©Joseph R. Tomelleri
Colorado’s State Fish, Greenback Cutthroat Trout are native to the Arkansas and South Platte River basins in Colorado’s Front Range mountains, and a few South Platte tributaries in extreme southeastern Wyoming. It was listed as endangered in 1973 but downlisted to threatened when a recovery plan began in 1978. The Greenback Cutthroat Trout’s maximum size is 18 inches, and it has the largest spots of all cutthroats. Despite its name, the Greenback Cutthroat’s back is not particularly green.
Our understanding and knowledge of the distribution and status of cutthroat trout in Colorado have changed dramatically in the past decade. Historically, greenback cutthroat trout (GBCT) were thought to occupy the South Platte and Arkansas River basins in eastern Colorado. Colorado River cutthroat trout (Oncorhynchus clarkii pleuriticus) were believed to occupy high elevation streams and lakes in western Colorado — with the Continental Divide serving as a geographic barrier separating the two subspecies. A third subspecies, the Rio Grande cutthroat trout (Oncorhynchus clarkii virginalis), was found exclusively in the Rio Grande River basin.

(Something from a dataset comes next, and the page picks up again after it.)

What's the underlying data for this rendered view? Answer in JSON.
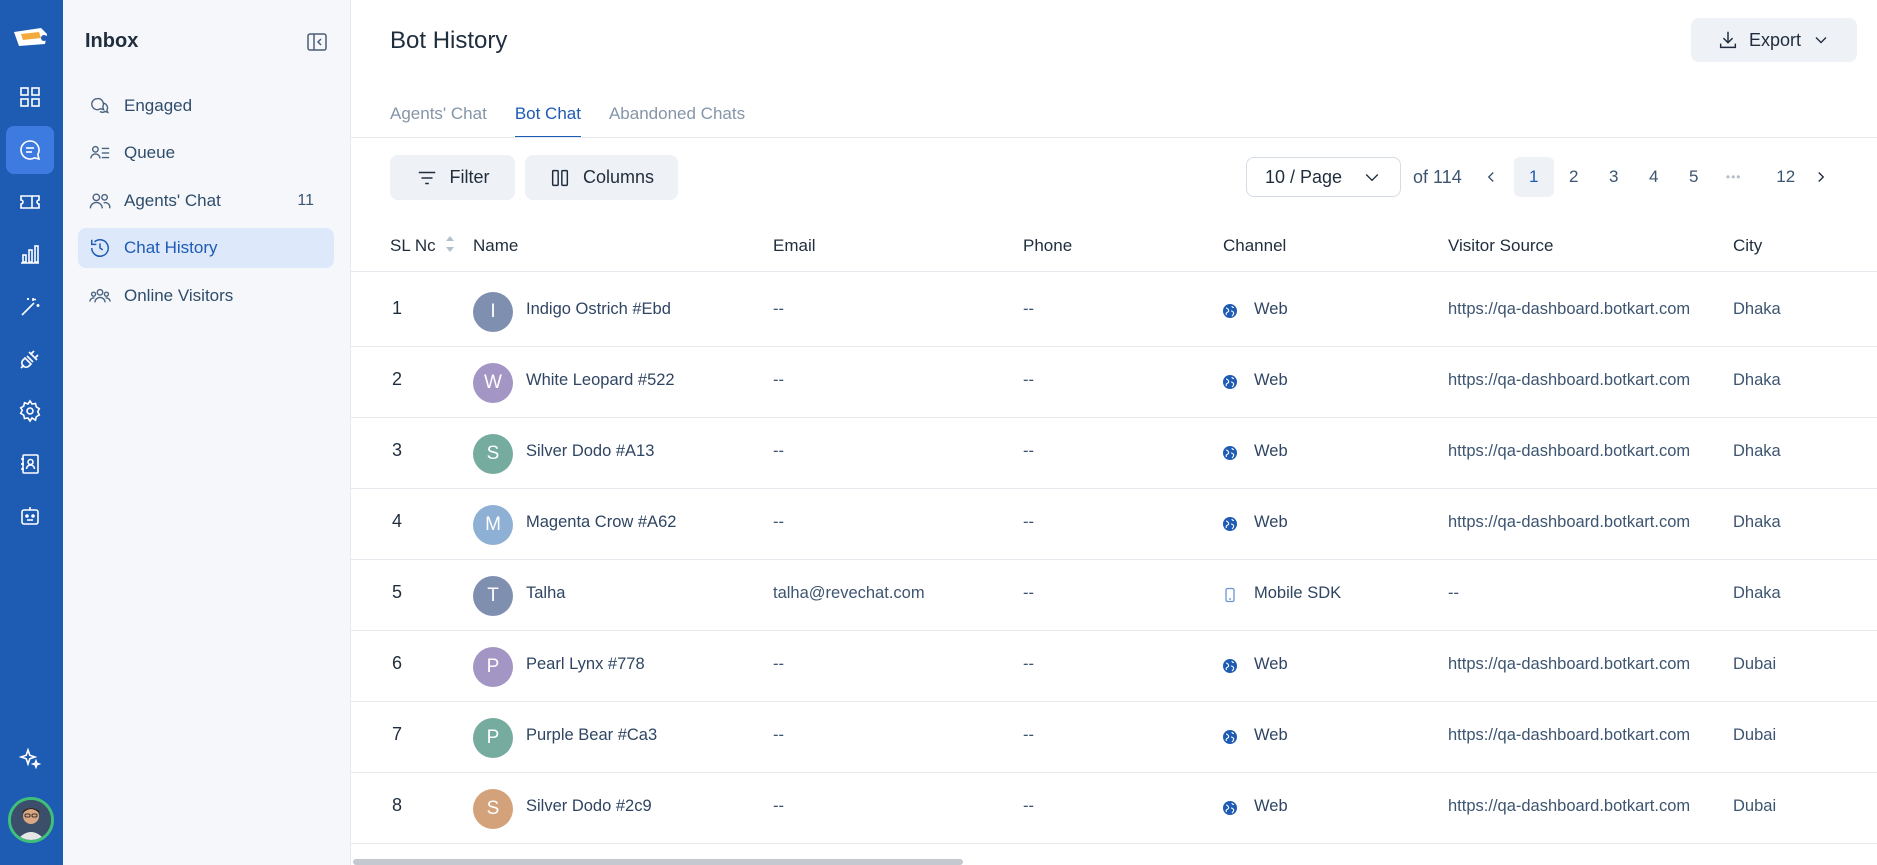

Concerted research efforts starting in 2003 have since further clarified the native distribution of these fish culminating in 2012 with a study that combined an extensive search of remaining stocking histories combined with molecular analysis of museum specimens collected up to 150 years ago and extant populations (Metcalf et al. 2012). This research concluded that GBCT were native only to the South Platte River basin, and surprisingly, that only a single population remained. This population in Bear Creek near Colorado Springs appears to have been founded from stock collected in the South Platte River basin in the late 1800’s. These fish have survived as an isolated self-sustaining pure population of GBCT above a natural waterfall in just four miles of habitat for over 130 years. Based on Metcalf’s (2012) findings, and a more recent study that demonstrated Bear Creek fish are visually distinct from other cutthroat trout (Bestgen et al. 2013), current GBCT recovery efforts are now focused on replicating the Bear Creek GBCT in hatcheries and re-establishing populations within their native South Platte River basin.
Between 2010 and 2018, the Western Native Trout Initiative has provided $157,078 in funding to 11 projects to benefit Greenback Cutthroat Trout habitat conservation.
Read the 1998 Greenback Cutthroat Trout Recovery Plan here.
Click here to visit the Greenback Cutthroat Trout Recovery Team’s website.
Click here to read more about Colorado Parks and Wildlife’s Greenback Cutthroat trout conservation planning.
Read a summary of a 2014 Greenback Cutthroat Trout Genetics and Meristics Studies facilitated expert panel workshop here.
Watch this video on YouTube of a Greenback Cutthroat Trout in Bear Creek, Colorado, courtesy of Colorado Parks and Wildlife biologists.
Click here to watch “Greenback Cutthroat Trout transplanted to their native habitat” video by Colorado Parks and Wildlife.
Volunteers from the Cheyenne Mountain Chapter of Trout Unlimited have created a number of videos of Greenback Cutthroat Trout:
Click here to watch “Dream of Greenback”.
Click here to watch “Bear Creek Greenback fishing record spring runoff 27 May 2015”
Click here to watch ” A rainy fall day with the Greenbacks in Bear Creek”
Click here to watch “Winter arrives at Bear Creek”
Greenback Cutthroat Trout Photo Gallery
These photos of Greenback Cutthroat Trout are all provided courtesy of Colorado Parks and Wildlife
The Greenback Cutthroat Trout photo below is courtesy of Chris Kennedy, U.S. Fish and Wildlife Service
The photo below of a Greenback Cutthroat Trout is courtesy of the Cheyenne Mountain Chapter of Trout Unlimited